Companies spend millions just for a Super Bowl ad slot — reportedly over $7 million for some 30-second spots — before investing into the commercials themselves. Online campaigns, sometimes bolstered with glossy multi-page print ads like M&M’s, are a way to get the most bang for those bucks by pointing more people toward the commercial. Ad previews also give brands a chance to course-correct ahead of the big game if they get negative feedback.

But with so many companies following this playbook, it becomes even harder to break through — take viewers by surprise.

Dance contests and betting

Despite the high cost of a Super Bowl commercial, companies are eager to nab a spot. That’s because so many people tune in to the game (last year, about 208 million) and some of them are just interested in the commercials.

“Anything you run during the Super Bowl will automatically get some attention, as if it were a scheduled show or entertainment,” said Karen North, professor of digital social media at the USC Annenberg School for Communication and Journalism. “The question is, how do you get attention to you, in particular?”

Social campaigns may make the difference.

Some brands, like M&M’s, created an elaborate story for its characters. Others just hinted at which celebrities would be featured in their spots or released teasers. Doritos turned its campaign into a contest, inviting people to participate in a TikTok dance competition, with the winner appearing in Sunday’s ad. Molson Coors partnered with DraftKings to let people bet on the contents of its ad ahead of the game, raising the stakes for viewers.

Planters this year aired bits of a roast of Mr Peanut ahead of the game, who infamously “died” in a Super Bowl commercial in 2020 before being reborn as a baby, itself a very involved, and much criticized, campaign.

In this 2020 ad, Mr. Peanut falls to his death (he later comes back as a baby).

In addition to encouraging people to tune in, the campaigns actually take some pressure off the commercial itself, said Tim Calkins, a marketing professor at Northwestern University’s Kellogg School of Management.

“The Super Bowl is a very cluttered time,” he said. People get invested in the game, leave the room, scroll through their phones, chat with their friends. They may turn the TV off before some ads even air.

By hedging with an online campaign, itself designed to get people thinking about the brand, “you go into [the Super Bowl] with a much lower risk profile,” Calkins said.

Companies that release ads ahead of time can also gauge the public’s reaction.
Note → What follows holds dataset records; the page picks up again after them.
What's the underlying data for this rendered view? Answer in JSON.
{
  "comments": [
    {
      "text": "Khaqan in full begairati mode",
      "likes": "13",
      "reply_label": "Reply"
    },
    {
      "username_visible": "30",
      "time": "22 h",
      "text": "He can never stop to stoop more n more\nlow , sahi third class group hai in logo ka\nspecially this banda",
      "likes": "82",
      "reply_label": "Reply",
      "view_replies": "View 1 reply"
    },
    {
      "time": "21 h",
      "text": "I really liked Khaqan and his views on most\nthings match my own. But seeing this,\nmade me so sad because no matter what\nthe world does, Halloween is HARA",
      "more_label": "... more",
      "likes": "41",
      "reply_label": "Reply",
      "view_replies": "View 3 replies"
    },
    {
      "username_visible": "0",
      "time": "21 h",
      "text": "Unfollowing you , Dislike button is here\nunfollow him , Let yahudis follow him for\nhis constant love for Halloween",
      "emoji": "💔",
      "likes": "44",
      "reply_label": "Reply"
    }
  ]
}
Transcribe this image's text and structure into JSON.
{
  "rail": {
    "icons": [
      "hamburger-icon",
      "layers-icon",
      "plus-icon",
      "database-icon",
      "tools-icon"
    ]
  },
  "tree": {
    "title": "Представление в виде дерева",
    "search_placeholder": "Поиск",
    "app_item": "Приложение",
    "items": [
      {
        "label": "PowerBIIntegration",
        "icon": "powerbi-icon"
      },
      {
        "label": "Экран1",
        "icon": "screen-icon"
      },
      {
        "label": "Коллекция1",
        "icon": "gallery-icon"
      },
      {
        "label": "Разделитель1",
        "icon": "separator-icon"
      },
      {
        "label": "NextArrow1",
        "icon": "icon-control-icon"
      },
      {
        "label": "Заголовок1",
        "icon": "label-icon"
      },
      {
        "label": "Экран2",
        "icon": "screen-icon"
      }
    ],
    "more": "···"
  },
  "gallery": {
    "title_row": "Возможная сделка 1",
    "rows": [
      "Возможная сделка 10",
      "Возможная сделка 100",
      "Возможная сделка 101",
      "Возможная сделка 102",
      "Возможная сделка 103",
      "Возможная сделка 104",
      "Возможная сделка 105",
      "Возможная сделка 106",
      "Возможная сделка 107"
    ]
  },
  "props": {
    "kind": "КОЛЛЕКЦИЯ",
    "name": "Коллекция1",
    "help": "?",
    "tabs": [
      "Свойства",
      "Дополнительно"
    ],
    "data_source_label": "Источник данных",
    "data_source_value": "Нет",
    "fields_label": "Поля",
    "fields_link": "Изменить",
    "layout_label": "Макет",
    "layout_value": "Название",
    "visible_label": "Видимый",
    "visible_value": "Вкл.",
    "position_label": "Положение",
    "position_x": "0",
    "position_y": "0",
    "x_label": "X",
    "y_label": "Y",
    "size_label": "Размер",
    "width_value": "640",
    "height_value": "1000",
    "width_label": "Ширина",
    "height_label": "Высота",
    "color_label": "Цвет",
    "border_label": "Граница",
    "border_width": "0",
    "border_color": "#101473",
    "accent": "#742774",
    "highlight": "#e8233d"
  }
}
If it’s negative, they can make changes. GoDaddy, for example, pulled a 2015 ad about a puppy getting sold online after animal rights activists and others criticized the spot, and was able to replace it with a different commercial.

Everybody’s doing it

The popularity of the strategy means companies have to do even more to stand out.

“As soon as something works, everybody copies it, and then it no longer works quite so well.” That’s what was happening “in the run up to the Superbowl,” Calkins said.

Plus, hyping the commercials raises already-high expectations, noted Charles R. Taylor professor of marketing at the Villanova School of Business. A disappointing ad can weaken the rest of the campaign and chalk up a very expensive loss.

“If [the ad] just kind of blends into the background, it risks derailing your strategy,” he said.

The social campaigns themselves have to be effective, as well. M&M’s got a lot of people talking when it said it would put its spokescandies on pause. But few people were talking about Ma&Ya’s, or the characters’ search for alternate employment or hobbies.

And the campaign failed to address that initial claim from the company, that the spokescandies were too polarizing, which many saw as a capitulation to those accusations of the brand being too “woke.” In a press release, M&M’s parent company Mars said it was giving more grants to “change-making women” than it had announced as part of its Women’s Day campaign.

“They failed to engage us in the story, but they have caught our attention based on a crisis,” USC Annenberg’s North said of the candy brand’s social campaign. “I’m not sure if that’s such a positive move.”